Swans of Wells

Wells and Mendip Museum have launched a unique SOS appeal to Save Our Swan.

The majestic Swans of Wells on the Bishop’s Palace Moat are a source of pride and identity to the city and are known all over the world for their unique ability to ring the bell at the gatehouse to be fed.

The first swan to learn this skill was taught by Miss Emily Eden in the late 1850s. She was the daughter of the Bishop of Bath and Wells, The Right Reverend Lord Auckland.

The original swan is preserved and on display in Wells Museum but having been in its present case for over 150 years, it is in much need of conservation.

swans of wells in case

However the skill to preserve this unique exhibit is expensive and is going to cost £2,000. The museum is hoping that the citizens and visitors to Wells will help to raise the money.

The local community is being approached for donations and to date the response has been very positive. The hotel , Wells Chamber of Commerce and Wells Civic Society are all only too happy to support the campaign.

Rosie Martin Chief Executive of the Bishop’s Place Trust said;

“We are delighted that the museum is taking steps to conserve this unusual piece of history. The Swans of Wells hold a special place in the hearts of the people of Wells and our visitors.”

Andrew Fawcett Chair of the Trustees of the museum is very proud to head up the campaign;

“Our Swan is part of an entirely unique piece of English history and desperately needs conservation so that it can take centre stage in a new exhibition that we are planning about the secular history of Wells. The Swan is the symbol of Wells and many thousands of people each year come to watch the Swans of Wells ring the bell for food. The museum wants to be able to feature the original swan that Miss Eden taught over 150 years ago.”

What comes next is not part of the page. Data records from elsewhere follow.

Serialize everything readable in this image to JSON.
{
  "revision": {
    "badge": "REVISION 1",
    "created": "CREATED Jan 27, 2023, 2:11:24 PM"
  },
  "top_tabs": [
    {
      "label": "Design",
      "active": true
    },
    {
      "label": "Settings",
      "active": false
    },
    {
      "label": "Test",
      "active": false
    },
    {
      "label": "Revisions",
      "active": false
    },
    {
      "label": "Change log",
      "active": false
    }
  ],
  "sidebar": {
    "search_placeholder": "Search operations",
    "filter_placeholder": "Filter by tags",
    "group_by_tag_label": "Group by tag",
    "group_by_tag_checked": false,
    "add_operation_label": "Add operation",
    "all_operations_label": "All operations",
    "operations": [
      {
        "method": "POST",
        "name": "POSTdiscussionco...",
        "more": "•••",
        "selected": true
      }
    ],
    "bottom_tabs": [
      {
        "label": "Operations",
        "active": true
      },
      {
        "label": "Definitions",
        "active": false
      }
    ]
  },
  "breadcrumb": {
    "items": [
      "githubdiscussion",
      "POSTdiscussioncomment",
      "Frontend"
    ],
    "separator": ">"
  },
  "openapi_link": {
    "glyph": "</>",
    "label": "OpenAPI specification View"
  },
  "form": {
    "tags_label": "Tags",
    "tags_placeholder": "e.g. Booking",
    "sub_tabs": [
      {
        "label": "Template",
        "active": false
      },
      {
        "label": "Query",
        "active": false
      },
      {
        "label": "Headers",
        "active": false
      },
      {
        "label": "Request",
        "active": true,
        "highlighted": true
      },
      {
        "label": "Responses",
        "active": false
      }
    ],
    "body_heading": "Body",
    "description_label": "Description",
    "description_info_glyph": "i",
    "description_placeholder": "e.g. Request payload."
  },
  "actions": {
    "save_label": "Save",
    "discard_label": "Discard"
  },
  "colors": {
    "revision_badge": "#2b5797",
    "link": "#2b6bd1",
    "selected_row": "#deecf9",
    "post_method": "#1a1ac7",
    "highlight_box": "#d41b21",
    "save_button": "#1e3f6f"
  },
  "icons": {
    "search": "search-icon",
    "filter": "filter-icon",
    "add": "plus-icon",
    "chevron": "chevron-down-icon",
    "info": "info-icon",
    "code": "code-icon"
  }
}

swans of wells black and white

As a matter of courtesy the trustees have written to Her Majesty the Queen as keeper of the country’s swans to inform her of the SOS campaign and ask for her support.

If you would like to contribute to the conservation of the swan, Wells and Mendip Museum would be delighted to receive donations.

E mail

Tel: 01749 673477